What the answer must contain is every line of the records, exactly, with no pictures.
::: Available records :::
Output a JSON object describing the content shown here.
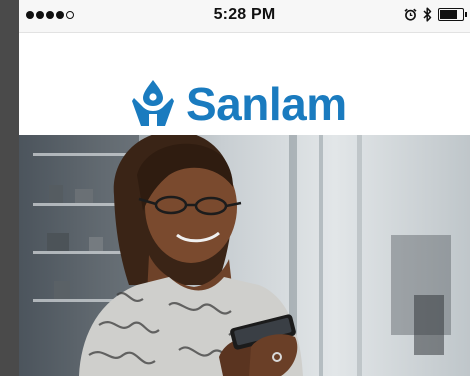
{
  "status_bar": {
    "signal_dots": [
      true,
      true,
      true,
      true,
      false
    ],
    "time": "5:28 PM",
    "icons": [
      "alarm-clock-icon",
      "bluetooth-icon",
      "battery-icon"
    ],
    "battery_level": 0.85
  },
  "brand": {
    "name": "Sanlam",
    "color": "#1a7bbf"
  },
  "hero": {
    "image": "woman-using-smartphone-in-office"
  }
}
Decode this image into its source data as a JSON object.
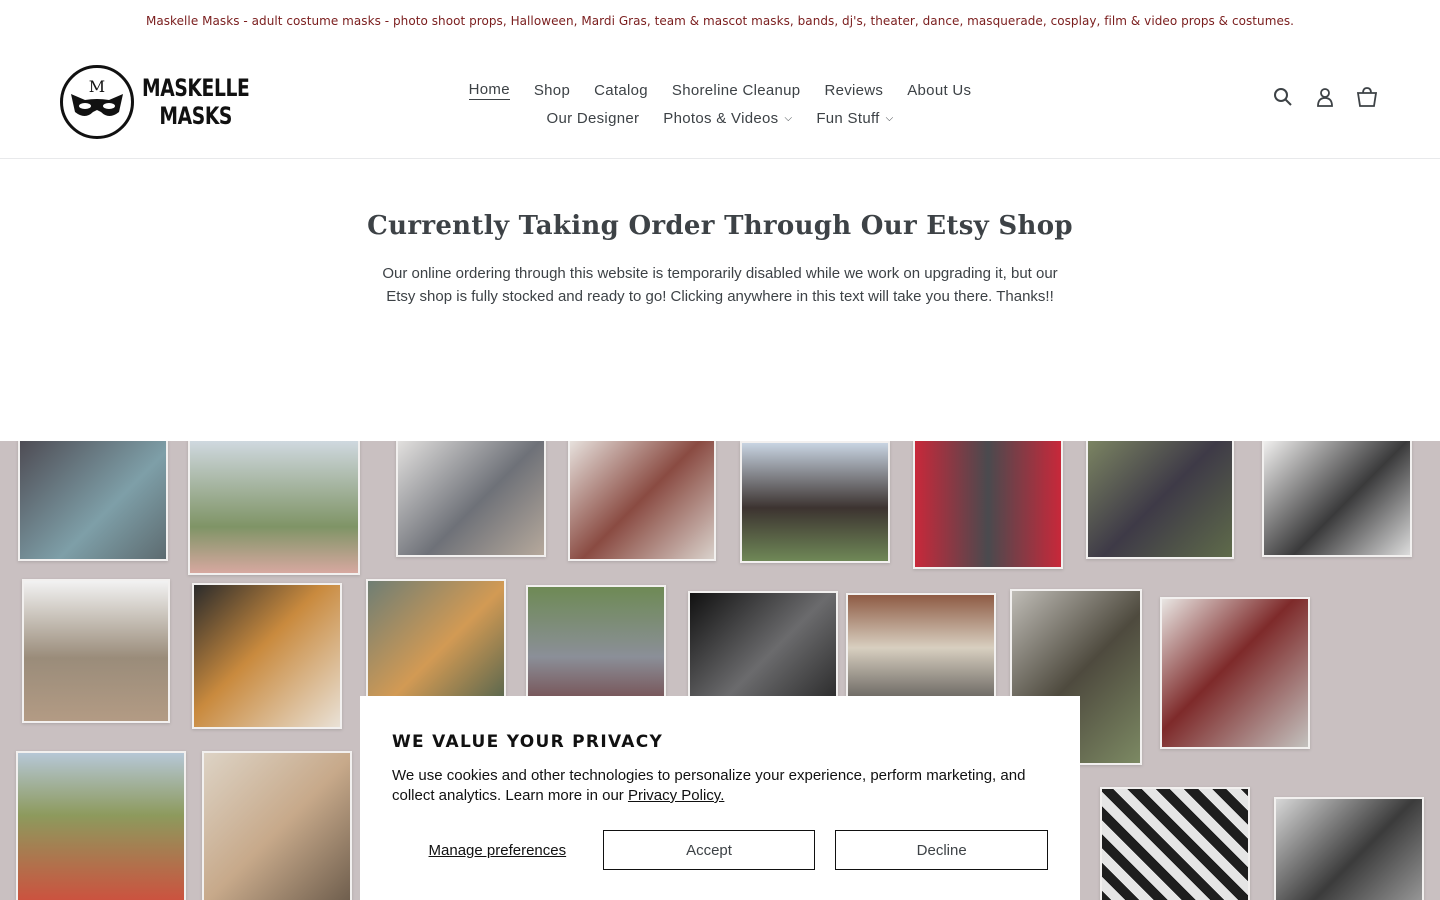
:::
*Answer to the exercise*:
Output a JSON object describing the content shown here.
{
  "status_bar": {
    "signal_dots": [
      true,
      true,
      true,
      true,
      false
    ],
    "time": "5:28 PM",
    "icons": [
      "alarm-clock-icon",
      "bluetooth-icon",
      "battery-icon"
    ],
    "battery_level": 0.85
  },
  "brand": {
    "name": "Sanlam",
    "color": "#1a7bbf"
  },
  "hero": {
    "image": "woman-using-smartphone-in-office"
  }
}
Decode this image into its source data as a JSON object.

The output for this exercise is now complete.